Pull every line containing "this" from the listing below.

--- Provided information ---
- - - - - - -

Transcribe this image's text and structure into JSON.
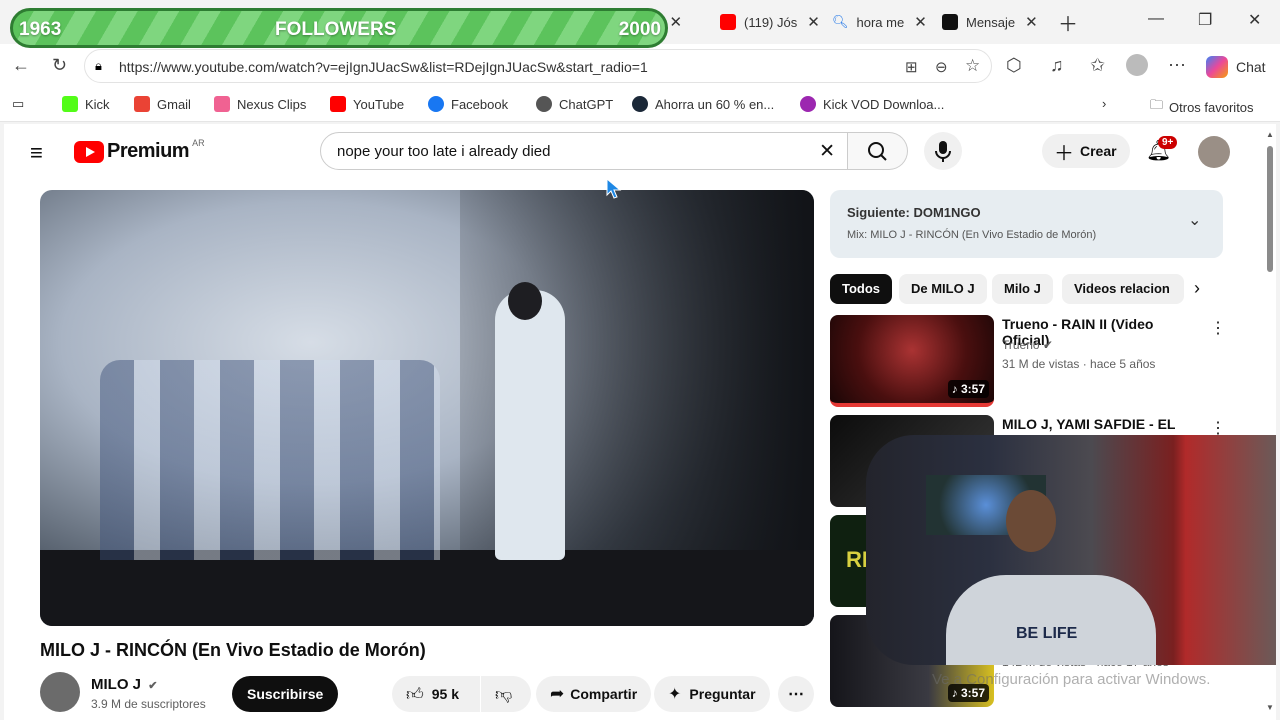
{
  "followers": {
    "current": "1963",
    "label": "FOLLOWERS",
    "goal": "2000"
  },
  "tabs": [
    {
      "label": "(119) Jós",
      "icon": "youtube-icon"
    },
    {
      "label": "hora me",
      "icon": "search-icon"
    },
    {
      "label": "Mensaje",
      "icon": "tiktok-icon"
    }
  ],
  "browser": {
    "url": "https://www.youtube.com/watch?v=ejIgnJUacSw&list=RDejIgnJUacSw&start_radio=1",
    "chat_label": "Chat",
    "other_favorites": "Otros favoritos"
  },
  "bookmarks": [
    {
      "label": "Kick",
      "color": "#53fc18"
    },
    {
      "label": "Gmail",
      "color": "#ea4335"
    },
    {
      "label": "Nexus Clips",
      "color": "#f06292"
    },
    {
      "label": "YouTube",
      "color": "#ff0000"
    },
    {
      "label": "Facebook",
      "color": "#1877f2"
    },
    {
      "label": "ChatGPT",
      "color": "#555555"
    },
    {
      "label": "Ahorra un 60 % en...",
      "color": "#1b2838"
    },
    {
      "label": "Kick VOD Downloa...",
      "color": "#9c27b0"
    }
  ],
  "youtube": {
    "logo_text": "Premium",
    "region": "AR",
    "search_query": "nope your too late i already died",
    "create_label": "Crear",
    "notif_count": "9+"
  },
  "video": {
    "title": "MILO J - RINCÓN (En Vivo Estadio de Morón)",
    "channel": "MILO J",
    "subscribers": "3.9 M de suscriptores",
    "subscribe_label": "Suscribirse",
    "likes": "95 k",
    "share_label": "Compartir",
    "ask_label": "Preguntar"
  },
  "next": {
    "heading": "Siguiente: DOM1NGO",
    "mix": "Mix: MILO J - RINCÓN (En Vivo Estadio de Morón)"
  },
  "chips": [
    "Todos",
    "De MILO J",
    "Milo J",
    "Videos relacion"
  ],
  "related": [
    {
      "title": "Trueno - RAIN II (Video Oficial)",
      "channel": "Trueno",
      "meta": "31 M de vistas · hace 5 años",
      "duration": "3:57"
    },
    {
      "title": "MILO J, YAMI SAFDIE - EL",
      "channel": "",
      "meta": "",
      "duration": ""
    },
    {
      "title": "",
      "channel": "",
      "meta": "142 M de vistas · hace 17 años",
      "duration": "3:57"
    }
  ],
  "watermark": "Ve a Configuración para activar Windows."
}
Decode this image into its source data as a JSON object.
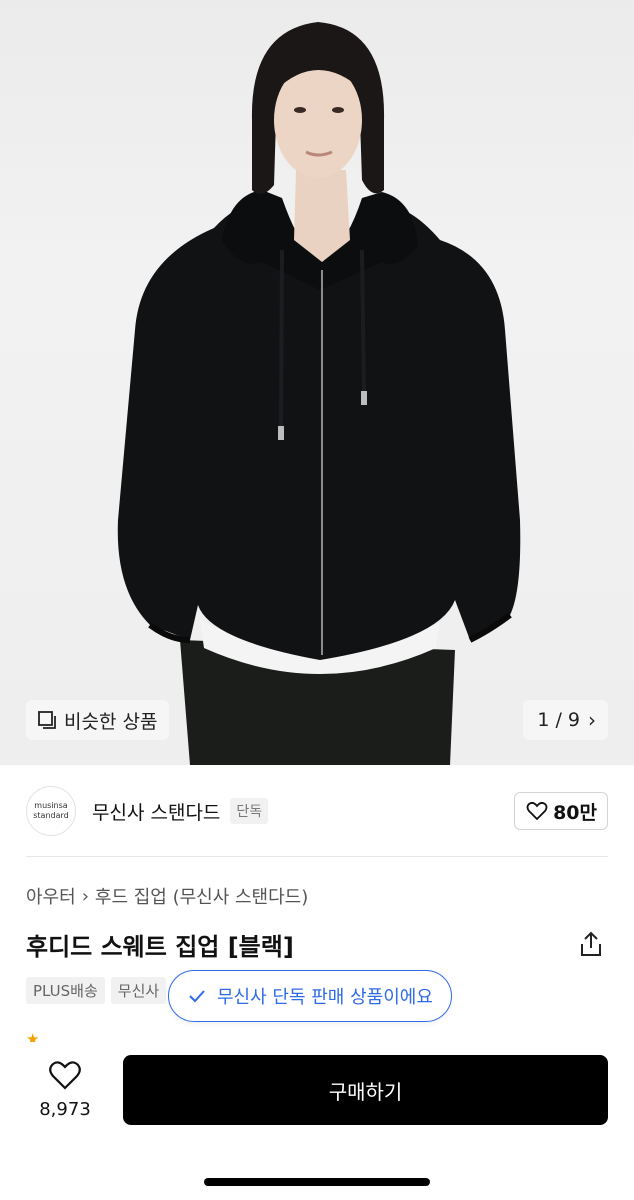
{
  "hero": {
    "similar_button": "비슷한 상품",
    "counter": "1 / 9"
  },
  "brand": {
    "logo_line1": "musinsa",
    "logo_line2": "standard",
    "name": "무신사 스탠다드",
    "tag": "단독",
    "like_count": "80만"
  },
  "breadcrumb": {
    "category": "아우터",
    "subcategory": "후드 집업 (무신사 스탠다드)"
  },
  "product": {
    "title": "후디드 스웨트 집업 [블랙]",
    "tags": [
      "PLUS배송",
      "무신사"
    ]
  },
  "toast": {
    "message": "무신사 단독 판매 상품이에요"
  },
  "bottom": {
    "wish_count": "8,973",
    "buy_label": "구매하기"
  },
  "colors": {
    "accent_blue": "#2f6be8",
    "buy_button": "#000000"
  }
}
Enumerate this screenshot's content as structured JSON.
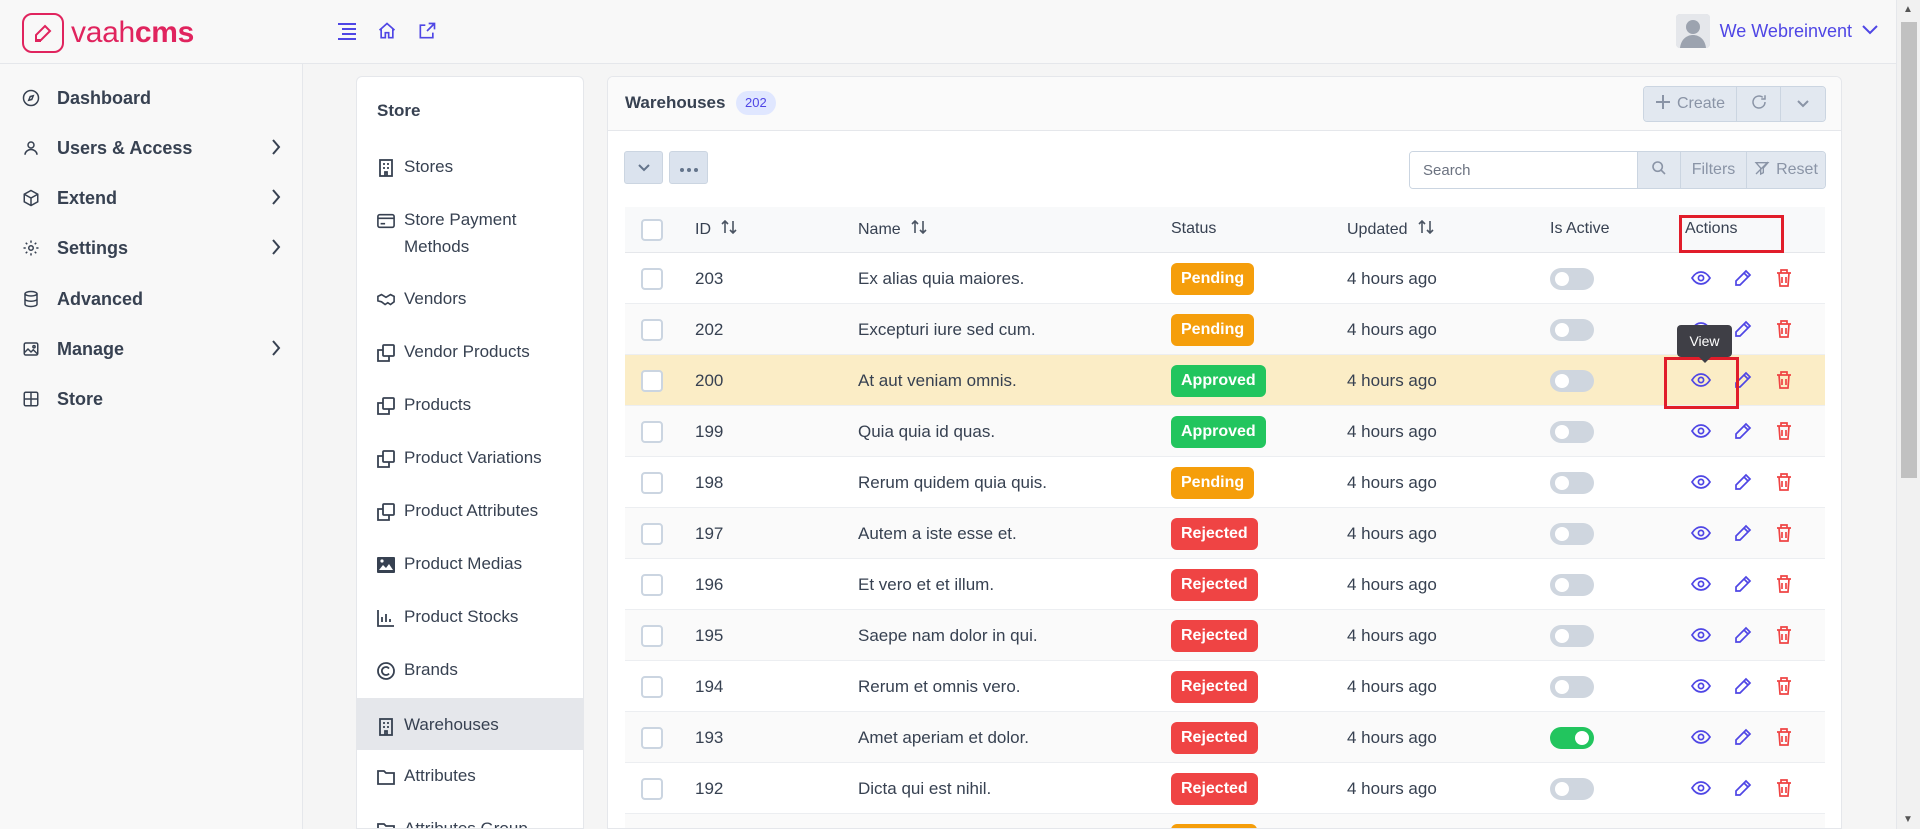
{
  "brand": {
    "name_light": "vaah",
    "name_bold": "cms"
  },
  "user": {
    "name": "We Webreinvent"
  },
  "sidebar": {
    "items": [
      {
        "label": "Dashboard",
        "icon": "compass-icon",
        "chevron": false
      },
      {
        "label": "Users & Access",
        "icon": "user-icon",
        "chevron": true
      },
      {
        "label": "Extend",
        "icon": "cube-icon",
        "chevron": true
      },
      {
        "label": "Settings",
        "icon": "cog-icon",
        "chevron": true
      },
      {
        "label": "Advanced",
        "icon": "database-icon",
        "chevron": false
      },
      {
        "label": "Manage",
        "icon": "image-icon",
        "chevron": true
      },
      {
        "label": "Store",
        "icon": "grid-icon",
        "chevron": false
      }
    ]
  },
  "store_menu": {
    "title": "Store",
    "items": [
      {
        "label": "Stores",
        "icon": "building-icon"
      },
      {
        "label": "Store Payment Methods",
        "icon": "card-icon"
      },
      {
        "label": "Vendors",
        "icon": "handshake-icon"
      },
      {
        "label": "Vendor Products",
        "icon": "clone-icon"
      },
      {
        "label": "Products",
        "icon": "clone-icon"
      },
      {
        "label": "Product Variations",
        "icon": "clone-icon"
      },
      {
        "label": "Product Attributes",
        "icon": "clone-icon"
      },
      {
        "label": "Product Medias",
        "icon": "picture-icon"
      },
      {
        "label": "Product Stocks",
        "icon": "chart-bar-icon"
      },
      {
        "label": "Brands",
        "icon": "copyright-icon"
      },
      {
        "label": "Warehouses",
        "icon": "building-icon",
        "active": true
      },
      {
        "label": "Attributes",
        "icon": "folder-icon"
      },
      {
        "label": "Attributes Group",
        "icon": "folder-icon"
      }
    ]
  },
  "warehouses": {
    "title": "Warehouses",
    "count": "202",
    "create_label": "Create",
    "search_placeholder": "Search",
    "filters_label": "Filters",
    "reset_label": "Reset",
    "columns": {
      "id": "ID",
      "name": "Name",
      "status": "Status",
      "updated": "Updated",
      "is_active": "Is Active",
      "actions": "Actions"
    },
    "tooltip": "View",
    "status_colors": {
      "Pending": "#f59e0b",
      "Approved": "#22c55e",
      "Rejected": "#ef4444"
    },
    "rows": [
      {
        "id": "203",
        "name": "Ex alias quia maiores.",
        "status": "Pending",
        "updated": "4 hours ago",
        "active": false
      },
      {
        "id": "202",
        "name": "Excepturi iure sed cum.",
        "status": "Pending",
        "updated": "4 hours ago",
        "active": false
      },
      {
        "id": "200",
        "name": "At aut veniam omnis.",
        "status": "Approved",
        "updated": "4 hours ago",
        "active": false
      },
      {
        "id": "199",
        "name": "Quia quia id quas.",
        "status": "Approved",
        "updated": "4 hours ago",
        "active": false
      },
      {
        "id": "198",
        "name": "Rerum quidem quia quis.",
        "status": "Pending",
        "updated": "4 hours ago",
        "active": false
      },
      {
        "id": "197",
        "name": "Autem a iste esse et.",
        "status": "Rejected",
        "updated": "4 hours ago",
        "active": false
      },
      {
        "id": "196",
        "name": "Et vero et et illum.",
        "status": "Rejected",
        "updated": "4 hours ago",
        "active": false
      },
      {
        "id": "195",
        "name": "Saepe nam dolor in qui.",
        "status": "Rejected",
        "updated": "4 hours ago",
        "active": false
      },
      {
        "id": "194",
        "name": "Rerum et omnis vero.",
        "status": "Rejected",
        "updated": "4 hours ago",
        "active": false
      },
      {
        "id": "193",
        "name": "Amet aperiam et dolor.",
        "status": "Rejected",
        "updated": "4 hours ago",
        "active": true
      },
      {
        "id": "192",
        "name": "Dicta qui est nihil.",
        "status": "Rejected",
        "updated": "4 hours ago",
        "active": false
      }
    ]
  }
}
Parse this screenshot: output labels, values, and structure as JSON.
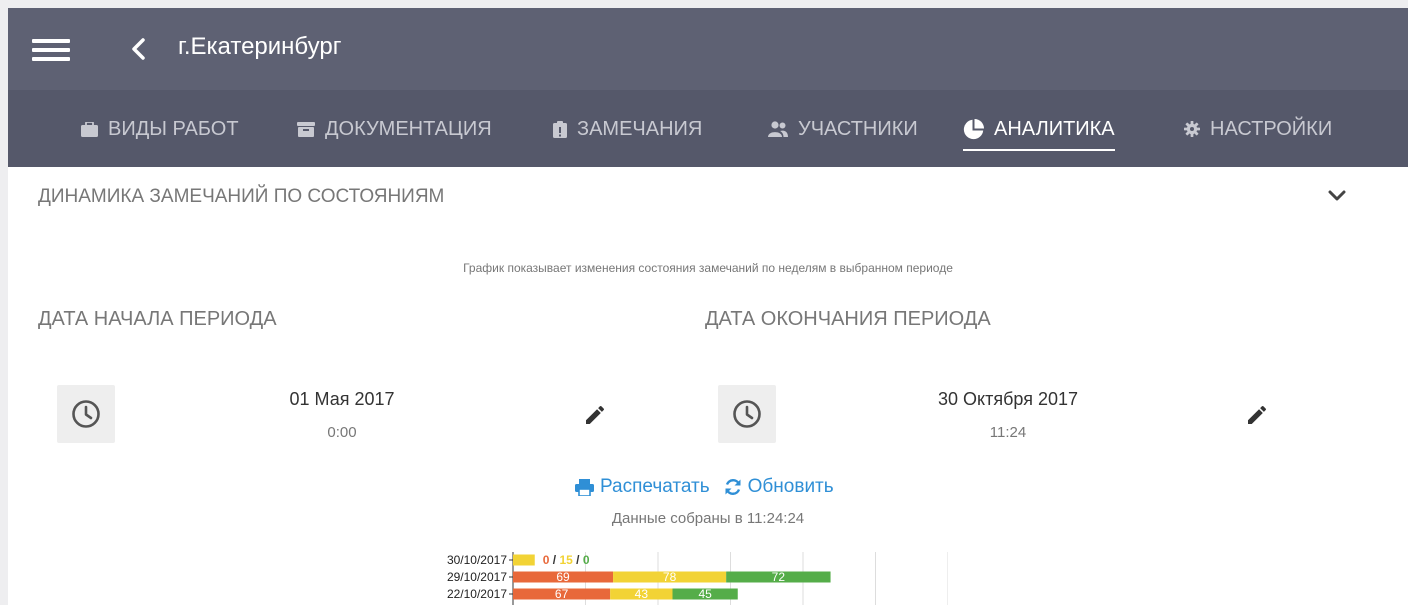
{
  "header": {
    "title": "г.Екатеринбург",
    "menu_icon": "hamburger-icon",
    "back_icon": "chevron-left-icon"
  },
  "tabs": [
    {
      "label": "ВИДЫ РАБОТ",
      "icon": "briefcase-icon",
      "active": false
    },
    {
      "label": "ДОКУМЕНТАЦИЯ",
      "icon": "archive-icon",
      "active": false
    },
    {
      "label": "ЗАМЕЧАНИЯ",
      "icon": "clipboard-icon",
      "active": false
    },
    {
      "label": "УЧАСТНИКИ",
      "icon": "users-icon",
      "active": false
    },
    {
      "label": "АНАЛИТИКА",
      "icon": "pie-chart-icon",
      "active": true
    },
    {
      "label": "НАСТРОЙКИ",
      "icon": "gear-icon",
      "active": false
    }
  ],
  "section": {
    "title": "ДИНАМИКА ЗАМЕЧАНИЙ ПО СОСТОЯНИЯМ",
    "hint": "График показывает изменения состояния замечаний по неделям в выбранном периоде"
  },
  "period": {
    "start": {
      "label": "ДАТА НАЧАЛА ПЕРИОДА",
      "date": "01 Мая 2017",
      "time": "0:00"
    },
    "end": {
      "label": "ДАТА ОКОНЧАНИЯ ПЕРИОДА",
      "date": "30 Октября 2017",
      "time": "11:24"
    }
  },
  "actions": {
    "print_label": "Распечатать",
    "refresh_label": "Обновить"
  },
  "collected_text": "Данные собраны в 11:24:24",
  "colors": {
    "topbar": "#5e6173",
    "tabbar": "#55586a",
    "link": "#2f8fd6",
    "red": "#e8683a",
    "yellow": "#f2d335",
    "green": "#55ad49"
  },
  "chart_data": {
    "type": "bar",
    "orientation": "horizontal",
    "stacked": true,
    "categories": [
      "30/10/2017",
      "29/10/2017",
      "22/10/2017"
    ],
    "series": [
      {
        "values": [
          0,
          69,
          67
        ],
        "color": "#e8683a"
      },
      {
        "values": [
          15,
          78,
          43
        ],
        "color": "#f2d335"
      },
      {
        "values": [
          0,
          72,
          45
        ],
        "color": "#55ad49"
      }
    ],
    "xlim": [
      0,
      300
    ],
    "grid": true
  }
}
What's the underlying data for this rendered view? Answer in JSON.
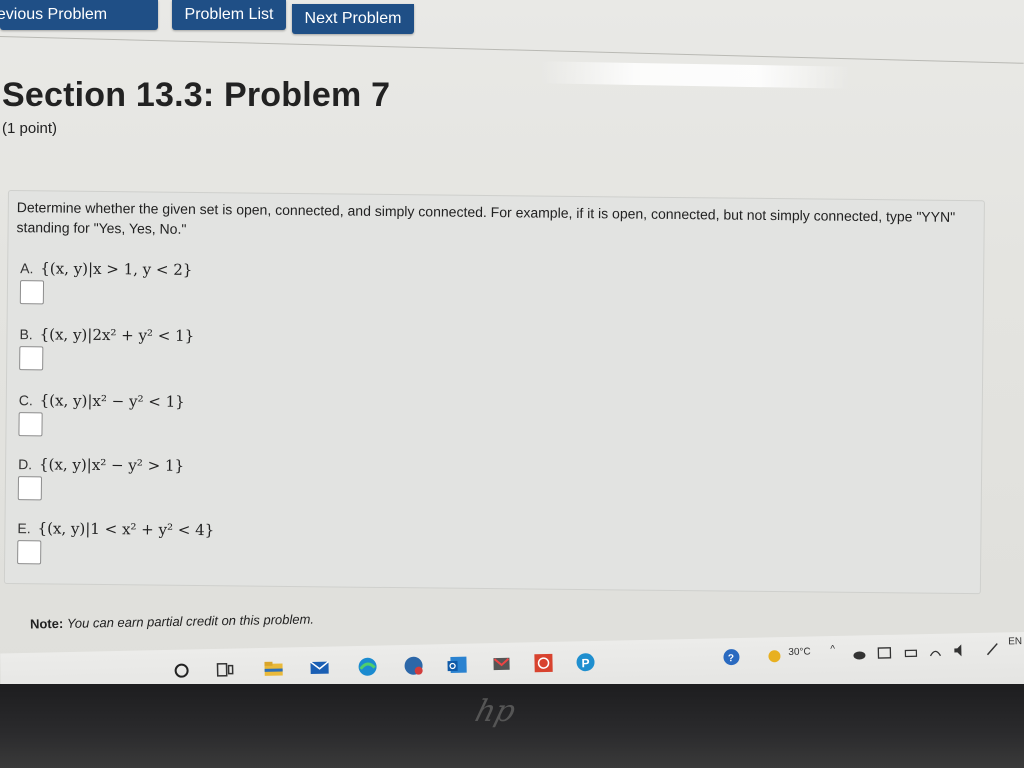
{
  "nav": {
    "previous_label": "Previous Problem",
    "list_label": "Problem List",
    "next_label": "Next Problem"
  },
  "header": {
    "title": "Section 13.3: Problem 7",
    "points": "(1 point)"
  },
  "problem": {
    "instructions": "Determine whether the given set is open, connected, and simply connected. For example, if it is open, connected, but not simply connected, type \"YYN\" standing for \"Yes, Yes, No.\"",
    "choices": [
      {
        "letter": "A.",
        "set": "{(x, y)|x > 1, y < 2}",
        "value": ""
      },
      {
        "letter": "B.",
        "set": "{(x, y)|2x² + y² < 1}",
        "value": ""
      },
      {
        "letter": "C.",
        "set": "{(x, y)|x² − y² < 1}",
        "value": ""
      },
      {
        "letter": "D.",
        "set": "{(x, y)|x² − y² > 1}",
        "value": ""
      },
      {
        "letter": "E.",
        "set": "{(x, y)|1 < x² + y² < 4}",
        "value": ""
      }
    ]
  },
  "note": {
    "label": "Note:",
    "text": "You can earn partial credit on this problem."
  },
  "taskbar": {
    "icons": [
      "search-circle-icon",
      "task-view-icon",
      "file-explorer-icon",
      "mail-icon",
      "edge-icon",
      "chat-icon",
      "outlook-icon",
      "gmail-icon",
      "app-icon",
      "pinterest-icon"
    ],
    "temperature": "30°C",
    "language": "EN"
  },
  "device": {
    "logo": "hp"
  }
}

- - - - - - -

--- Result below ---
Transcribe this image's text and structure into JSON.
Decode this image into its source data as a JSON object.
Enumerate this screenshot's content as structured JSON.
Parse this screenshot: output labels, values, and structure as JSON.
What's the underlying data for this rendered view? Answer in JSON.
    "text": "You can earn partial credit on this problem."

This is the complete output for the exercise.